November 26, 2014
Star Trek: Deep Space Nine: "Equilibrium"
The Trill homeworld: I love it. Sometimes Star Trek gets so creatively lazy that they can't even be bothered naming a planet. This is an odd episode really. It only exists because one of the executive producers saw a stage magician do a neat trick with face masks, and so ordered the writing room to come up with an episode that was based around it. It does give the series the opportunity to visit Dax's home planet for the first time and showcase the Trill a little more, but it by-and-large squanders that opportunity. Despite all of that it's still rather watchable, because Deep Space Nine has an advantage that other Star Trek series lack: it has depth of character.
What is enjoyable about this episode is not being able to see the Trill's home planet, or trying to unravel the mystery of Jadzia's hallucinations. It's seeing Jadzia get the support of her friends and colleagues, or seeing the command crew bond over Sisko's cooking (this is the episode that establishes he's the son of a New Orleans restaurateur). In particular it's seeing the close friendship between Jadzia and Julian Bashir. If you jump back to Season 1, he's a genuinely creepy sex pest: constantly following her around, refusing to take no for an answer, trying to ask her out on dates again and again. Here they're friends. It's much nicer to watch, feels more natural, and does wonders for the audience's ability to actually like Bashir. The episode also takes time to highlight Sisko's friendship with Jadzia as well. The series started with him knowing Dax via its previous host Curzon. Now we see how close he's become to Jadzia as well.
The central mystery and its resolution - Dax had a host who went mad, murdered someone, and then the symbiont was transferred to someone else with its memory erased - has a lot of merit, but the ideas are never fully exercised by the time the episode ends. Dax now has the memory of being a mentally unwell musical composer and a murderer - that's huge, and more importantly that's the story I'm interested in seeing. Instead we hit that point right when the credits roll. It's a missed opportunity. Similarly, the revelation that as many as fifty per cent of Trill are capable of bonding with a symbiont, rather than the 0.1 per cent the public were told, is fodder for a brilliant story, but barely gets thirty seconds here.

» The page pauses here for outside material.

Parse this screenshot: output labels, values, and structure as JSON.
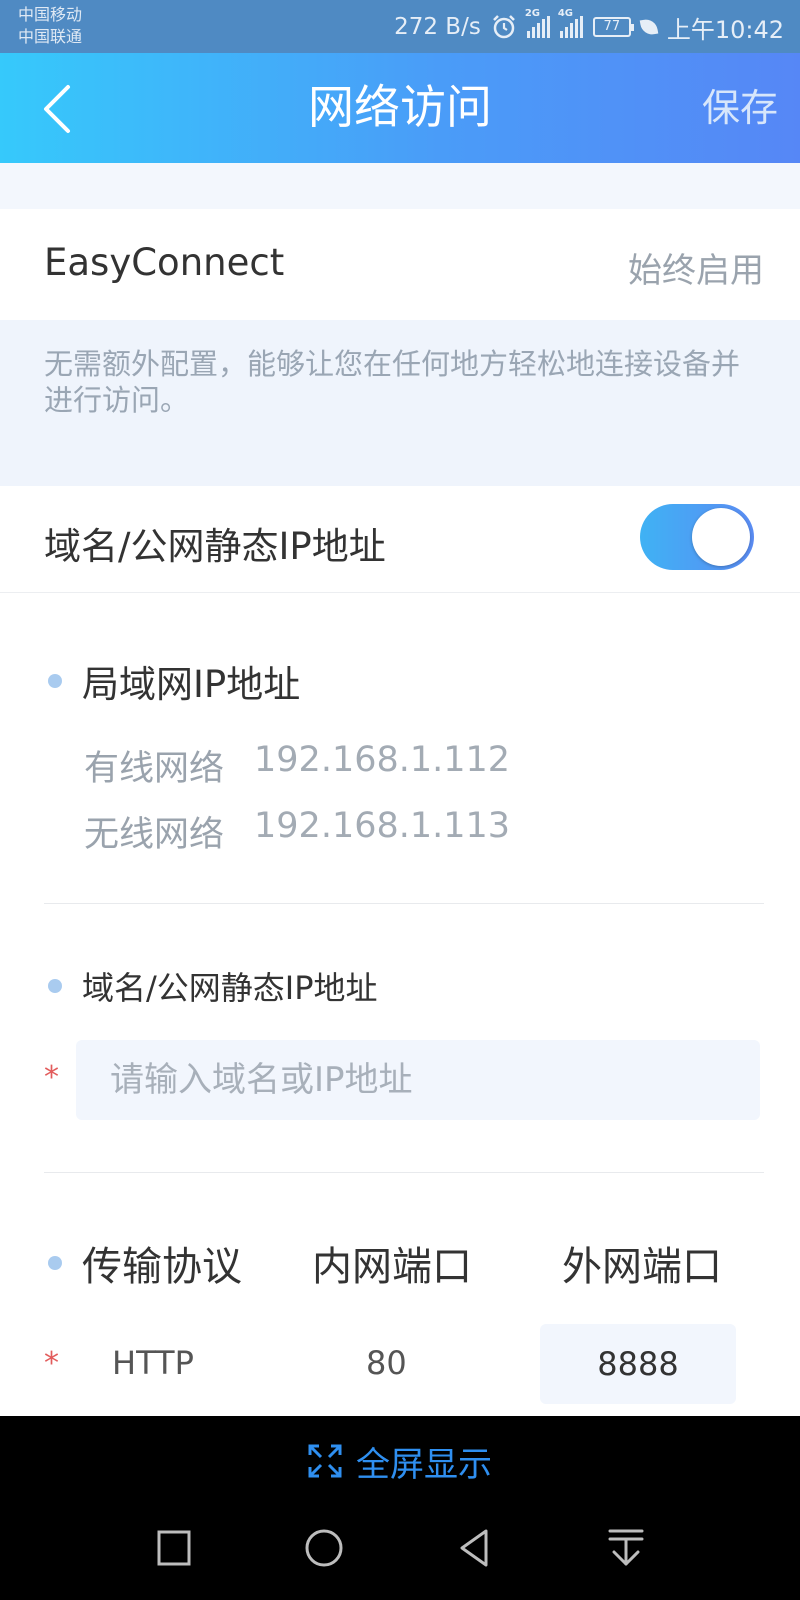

At least we get several scenes of a magician in a mask. This episode doesn't get my tick of approval, leaving Season 3 four episode in and with a quality ratio of 75 per cent.